**TASK**
The job is to find each line in the entries holding the string "name" and copy that line.

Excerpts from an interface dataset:

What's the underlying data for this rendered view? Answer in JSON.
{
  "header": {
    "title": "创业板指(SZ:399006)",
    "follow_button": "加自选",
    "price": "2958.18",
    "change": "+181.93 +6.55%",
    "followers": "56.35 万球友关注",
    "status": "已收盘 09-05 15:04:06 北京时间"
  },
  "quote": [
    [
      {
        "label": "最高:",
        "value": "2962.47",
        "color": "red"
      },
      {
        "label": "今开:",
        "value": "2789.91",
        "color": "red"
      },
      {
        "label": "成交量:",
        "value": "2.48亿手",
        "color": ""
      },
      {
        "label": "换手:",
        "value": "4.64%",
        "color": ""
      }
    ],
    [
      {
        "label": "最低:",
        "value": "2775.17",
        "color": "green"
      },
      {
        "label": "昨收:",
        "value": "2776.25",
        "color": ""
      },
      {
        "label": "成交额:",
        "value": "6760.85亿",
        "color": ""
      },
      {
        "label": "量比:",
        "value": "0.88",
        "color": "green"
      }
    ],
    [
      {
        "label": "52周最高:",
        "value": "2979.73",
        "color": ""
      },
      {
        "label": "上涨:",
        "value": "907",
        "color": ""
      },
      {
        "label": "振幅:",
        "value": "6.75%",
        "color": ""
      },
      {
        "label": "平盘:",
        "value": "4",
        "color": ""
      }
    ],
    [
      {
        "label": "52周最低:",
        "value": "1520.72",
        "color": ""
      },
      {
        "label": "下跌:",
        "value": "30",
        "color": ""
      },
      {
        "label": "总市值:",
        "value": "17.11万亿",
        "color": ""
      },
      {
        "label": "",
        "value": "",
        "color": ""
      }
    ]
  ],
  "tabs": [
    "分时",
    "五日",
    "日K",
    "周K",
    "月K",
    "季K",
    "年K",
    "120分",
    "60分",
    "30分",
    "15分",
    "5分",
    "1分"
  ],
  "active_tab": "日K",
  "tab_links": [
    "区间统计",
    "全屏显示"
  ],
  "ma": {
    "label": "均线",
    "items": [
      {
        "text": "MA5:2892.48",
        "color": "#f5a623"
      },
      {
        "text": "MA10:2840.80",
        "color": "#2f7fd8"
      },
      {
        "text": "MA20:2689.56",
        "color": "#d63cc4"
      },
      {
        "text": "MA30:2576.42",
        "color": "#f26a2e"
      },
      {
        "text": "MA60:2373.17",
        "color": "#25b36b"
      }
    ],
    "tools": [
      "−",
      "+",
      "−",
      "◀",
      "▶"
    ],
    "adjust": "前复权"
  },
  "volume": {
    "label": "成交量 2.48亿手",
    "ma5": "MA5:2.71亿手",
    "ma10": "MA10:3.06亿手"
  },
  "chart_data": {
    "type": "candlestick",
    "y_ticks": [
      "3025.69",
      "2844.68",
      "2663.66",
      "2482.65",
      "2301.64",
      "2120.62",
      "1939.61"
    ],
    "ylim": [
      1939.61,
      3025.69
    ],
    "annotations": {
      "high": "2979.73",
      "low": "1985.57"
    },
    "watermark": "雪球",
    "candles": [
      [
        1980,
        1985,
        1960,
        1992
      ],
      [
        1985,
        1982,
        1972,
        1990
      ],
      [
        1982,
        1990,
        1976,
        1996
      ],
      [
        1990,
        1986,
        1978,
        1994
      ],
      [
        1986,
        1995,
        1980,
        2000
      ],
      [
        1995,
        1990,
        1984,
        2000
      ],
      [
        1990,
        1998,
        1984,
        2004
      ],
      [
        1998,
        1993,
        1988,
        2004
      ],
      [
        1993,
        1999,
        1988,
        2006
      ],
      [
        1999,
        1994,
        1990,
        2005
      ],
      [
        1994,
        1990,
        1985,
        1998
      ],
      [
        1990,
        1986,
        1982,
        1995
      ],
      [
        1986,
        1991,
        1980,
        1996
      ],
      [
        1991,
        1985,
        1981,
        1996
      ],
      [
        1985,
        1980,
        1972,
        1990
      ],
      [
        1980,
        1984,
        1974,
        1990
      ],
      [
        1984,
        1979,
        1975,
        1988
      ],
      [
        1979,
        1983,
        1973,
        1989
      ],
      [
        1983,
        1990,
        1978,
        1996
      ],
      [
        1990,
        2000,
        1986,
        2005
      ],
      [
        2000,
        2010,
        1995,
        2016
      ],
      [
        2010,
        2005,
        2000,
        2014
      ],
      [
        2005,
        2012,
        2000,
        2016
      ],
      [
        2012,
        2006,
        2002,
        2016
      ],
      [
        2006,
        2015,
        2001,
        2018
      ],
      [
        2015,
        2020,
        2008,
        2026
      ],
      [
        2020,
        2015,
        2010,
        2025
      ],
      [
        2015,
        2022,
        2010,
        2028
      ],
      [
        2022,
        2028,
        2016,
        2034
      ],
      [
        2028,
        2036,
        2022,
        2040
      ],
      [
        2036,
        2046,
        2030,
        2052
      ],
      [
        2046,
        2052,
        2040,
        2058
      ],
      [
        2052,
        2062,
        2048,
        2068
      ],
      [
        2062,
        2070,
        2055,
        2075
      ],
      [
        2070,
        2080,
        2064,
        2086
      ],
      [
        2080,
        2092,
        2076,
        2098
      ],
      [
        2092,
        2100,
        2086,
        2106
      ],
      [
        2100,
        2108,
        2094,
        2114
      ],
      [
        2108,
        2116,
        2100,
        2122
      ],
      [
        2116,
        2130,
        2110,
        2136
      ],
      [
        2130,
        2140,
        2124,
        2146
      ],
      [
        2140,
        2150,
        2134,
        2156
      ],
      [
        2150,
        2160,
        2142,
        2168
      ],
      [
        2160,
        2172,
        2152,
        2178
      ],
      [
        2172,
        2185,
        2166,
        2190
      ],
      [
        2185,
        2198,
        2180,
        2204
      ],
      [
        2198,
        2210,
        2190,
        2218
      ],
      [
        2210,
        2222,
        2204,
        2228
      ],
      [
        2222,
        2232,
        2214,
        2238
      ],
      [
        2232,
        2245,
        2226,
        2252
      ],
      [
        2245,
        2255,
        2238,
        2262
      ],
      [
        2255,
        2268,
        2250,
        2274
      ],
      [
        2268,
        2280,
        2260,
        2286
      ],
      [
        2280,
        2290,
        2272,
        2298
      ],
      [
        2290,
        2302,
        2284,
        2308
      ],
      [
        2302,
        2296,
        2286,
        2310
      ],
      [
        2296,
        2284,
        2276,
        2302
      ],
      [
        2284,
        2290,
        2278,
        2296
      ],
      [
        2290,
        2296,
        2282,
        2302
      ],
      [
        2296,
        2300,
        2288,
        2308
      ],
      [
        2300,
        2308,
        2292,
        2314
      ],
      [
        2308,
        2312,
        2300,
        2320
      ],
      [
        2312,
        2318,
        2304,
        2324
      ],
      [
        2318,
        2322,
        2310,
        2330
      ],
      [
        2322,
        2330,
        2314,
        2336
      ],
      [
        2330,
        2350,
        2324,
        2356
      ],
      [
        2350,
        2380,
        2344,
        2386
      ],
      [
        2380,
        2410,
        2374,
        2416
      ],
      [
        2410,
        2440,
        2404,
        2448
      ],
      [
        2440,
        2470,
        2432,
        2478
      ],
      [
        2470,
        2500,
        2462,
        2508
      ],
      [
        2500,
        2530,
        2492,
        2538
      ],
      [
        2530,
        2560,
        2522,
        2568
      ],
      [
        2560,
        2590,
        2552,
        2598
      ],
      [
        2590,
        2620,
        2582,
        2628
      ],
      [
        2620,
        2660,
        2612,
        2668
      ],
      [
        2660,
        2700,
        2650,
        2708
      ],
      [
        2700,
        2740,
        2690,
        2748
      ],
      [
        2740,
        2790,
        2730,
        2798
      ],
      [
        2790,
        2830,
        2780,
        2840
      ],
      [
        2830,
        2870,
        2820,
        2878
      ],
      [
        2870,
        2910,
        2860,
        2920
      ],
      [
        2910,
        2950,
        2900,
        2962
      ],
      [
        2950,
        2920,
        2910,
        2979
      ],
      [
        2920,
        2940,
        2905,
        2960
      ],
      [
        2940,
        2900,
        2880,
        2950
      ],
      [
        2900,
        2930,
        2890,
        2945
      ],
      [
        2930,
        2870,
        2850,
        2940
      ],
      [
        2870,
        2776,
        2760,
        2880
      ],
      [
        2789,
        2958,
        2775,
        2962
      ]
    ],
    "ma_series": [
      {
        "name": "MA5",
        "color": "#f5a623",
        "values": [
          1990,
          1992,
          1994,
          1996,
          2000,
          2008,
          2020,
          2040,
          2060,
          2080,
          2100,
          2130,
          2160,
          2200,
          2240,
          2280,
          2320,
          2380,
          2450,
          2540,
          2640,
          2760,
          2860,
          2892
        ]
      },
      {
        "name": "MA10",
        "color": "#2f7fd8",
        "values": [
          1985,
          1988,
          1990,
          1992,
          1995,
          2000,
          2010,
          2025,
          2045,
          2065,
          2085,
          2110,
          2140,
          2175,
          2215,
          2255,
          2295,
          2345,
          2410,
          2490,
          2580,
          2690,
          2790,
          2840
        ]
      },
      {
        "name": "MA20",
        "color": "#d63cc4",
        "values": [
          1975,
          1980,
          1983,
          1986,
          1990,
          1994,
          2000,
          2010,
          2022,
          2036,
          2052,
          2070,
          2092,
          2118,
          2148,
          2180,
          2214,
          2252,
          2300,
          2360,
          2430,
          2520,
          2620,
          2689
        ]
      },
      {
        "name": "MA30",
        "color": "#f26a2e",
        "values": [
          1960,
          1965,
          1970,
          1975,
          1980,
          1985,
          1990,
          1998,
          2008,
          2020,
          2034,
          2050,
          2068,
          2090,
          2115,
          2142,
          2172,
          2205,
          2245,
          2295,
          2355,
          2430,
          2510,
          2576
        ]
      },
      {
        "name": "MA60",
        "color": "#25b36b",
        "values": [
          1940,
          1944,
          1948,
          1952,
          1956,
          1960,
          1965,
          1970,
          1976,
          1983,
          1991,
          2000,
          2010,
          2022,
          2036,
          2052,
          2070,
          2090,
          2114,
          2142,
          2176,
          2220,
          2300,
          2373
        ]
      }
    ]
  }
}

**EXERCISE OUTPUT**
        "name": "MA5",
        "name": "MA10",
        "name": "MA20",
        "name": "MA30",
        "name": "MA60",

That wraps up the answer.